My parents lived in Canada. We all originated from India but our family resides in India, England, Spain, Switzerland, Canada and Australia. This includes my wife’s family too.
My parents had a joint will where if one member died everything passed to the living spouse. Once the spouse died their assets were to be equally divided between my three siblings and I. My Dad’s stamp album was to go to my brother after he passed away. And his coin collection would be passed on to me. My Dad passed away first. The only part of their will that was executed after my Dad’s death, was the stamp and coin collection. When my mother passed away, their estate had to go through probate. Since they had a clearly written will, the probate was a mere formality and the courts gave approval to liquidate their estate and distribute the proceedings per the will. My parents had assigned me the executor of their will.
All my siblings and some of their children made our way to Canada when my mother was gravely ill. She passed away while we were there. This simplified and sped up the process. We got the court approval to execute the will. Since neither of us wanted to take possession of their home we put it on the market and it sold after we left. Everything had been put in place to allow the proceedings to go to a bank account I set up.
There is a US tax code that allows death benefits under $3M not to be subjected to taxes. I can assure you that the amounts we all received was no where near that amount. My parents wanted to make sure we had no problems in receiving our inheritance after they passed away. And that was made possible by their will.
My aunt and uncle who lived in England had a similar will. It seems the guy always goes first.
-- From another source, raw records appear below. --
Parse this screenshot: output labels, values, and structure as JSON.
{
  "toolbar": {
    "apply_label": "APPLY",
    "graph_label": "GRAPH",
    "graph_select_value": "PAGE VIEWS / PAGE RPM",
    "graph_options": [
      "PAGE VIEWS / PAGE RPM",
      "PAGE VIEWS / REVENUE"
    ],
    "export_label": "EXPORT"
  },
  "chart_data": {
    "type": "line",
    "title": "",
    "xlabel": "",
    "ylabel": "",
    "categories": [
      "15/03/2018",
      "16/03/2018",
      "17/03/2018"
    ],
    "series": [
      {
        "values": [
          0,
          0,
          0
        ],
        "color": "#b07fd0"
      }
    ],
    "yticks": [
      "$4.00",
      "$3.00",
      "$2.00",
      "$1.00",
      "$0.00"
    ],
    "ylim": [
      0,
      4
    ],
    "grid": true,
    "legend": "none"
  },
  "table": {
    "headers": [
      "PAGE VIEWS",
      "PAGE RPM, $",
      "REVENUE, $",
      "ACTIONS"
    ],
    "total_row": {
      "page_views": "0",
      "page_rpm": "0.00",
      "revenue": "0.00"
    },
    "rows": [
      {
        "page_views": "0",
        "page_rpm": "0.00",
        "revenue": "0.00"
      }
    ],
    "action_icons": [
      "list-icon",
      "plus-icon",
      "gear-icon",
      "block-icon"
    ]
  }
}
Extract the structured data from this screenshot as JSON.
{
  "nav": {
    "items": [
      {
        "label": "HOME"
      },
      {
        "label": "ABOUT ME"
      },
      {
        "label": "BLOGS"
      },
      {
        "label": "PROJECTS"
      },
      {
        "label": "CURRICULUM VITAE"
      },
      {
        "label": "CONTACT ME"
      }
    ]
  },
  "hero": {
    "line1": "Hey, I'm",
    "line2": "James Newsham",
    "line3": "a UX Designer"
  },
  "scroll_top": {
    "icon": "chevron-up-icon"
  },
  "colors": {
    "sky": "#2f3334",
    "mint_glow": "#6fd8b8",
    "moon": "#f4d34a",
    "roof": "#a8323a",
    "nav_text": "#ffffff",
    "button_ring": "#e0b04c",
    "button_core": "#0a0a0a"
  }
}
My uncle passed away and all their assets were transferred to his wife. After our aunt died the courts gave their approval to release their assets. The presence of a will helped tremendously. Their home was sold first and the funds deposited into a bank account. All the funds were divided not only among my three siblings and I but also three other relatives in India and the US. My sister who lived in Spain was assigned as the executor of their will. My Aunt and Uncle’s assets were much more than our parents. They had no kids and were very frugal. So they were able to save most of their earnings.
Once everything was converted to cash my sister made arrangements for the banks to disburse the funds to the beneficiaries through wire transfer wherever they lived.
Nail Biting Time
This happened in mid June 2016. The Brexit vote was taking place on the 22nd. We had a decision to make. If the vote was in favor of staying in the EU, the chances were that the British Pound would rise in value. And if the vote was to leave, the opposite would occur. My sister made arrangements for the funds to be transferred the day before the vote. We all know what happened to the Pound after. It plummeted. So I lucked out! If the funds were transferred a day later I would have got 20% less. I can tell you I would have lost tens of thousands of dollars!
This has absolutely nothing to do with preparing wills. I wanted to share this story to show how timing can also play a role in processing a will.
Would you like to share a story?
Should you have an interesting story in connection with a will please share it by navigating to the comments section. I would also love to hear any other comments you may have on what I have shared with you on wills.
I truly appreciate your time in reading my post.